All lines with the word "desc" must be pulled from the entries below.

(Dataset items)
_ _ _ _

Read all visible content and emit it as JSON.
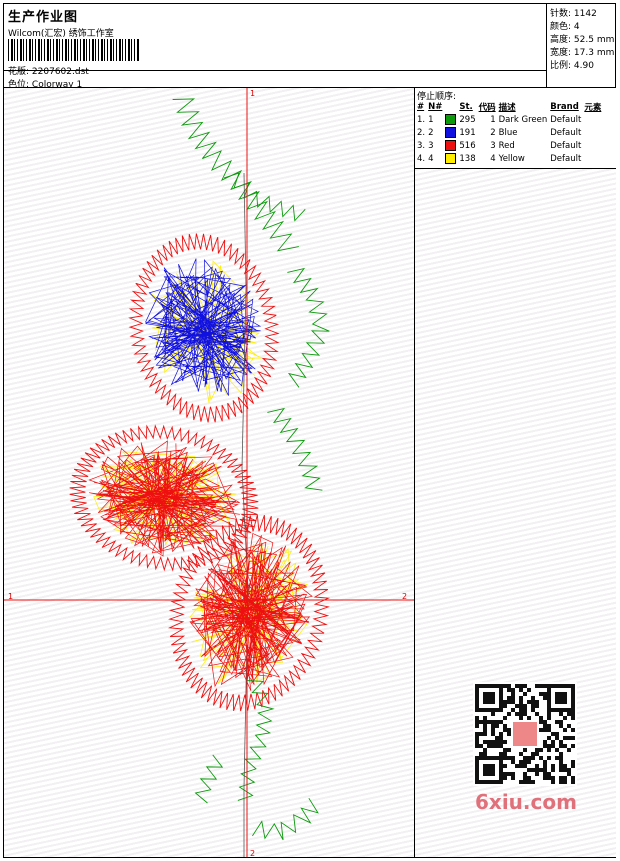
{
  "header": {
    "title": "生产作业图",
    "subtitle": "Wilcom(汇宏) 绣饰工作室",
    "design_label": "花版:",
    "design_value": "2207602.dst",
    "colorway_label": "色位:",
    "colorway_value": "Colorway 1"
  },
  "stats": {
    "stitches_label": "针数:",
    "stitches_value": "1142",
    "colors_label": "颜色:",
    "colors_value": "4",
    "height_label": "高度:",
    "height_value": "52.5 mm",
    "width_label": "宽度:",
    "width_value": "17.3 mm",
    "scale_label": "比例:",
    "scale_value": "4.90"
  },
  "stop_sequence": {
    "title": "停止顺序:",
    "columns": [
      "#",
      "N#",
      "St.",
      "代码",
      "描述",
      "Brand",
      "元素"
    ],
    "rows": [
      {
        "num": "1.",
        "n": "1",
        "color": "#0a9a0a",
        "st": "295",
        "code": "1",
        "desc": "Dark Green",
        "brand": "Default"
      },
      {
        "num": "2.",
        "n": "2",
        "color": "#1010e0",
        "st": "191",
        "code": "2",
        "desc": "Blue",
        "brand": "Default"
      },
      {
        "num": "3.",
        "n": "3",
        "color": "#ee1010",
        "st": "516",
        "code": "3",
        "desc": "Red",
        "brand": "Default"
      },
      {
        "num": "4.",
        "n": "4",
        "color": "#ffee00",
        "st": "138",
        "code": "4",
        "desc": "Yellow",
        "brand": "Default"
      }
    ]
  },
  "axes": {
    "top": "1",
    "bottom": "2",
    "left": "1",
    "right": "2"
  },
  "watermark": "6xiu.com",
  "colors": {
    "axis": "#ee1010",
    "green": "#0a9a0a",
    "blue": "#1010e0",
    "red": "#ee1010",
    "yellow": "#ffee00"
  }
}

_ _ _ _

_Response below_:
        "desc": "Dark Green",
        "desc": "Blue",
        "desc": "Red",
        "desc": "Yellow",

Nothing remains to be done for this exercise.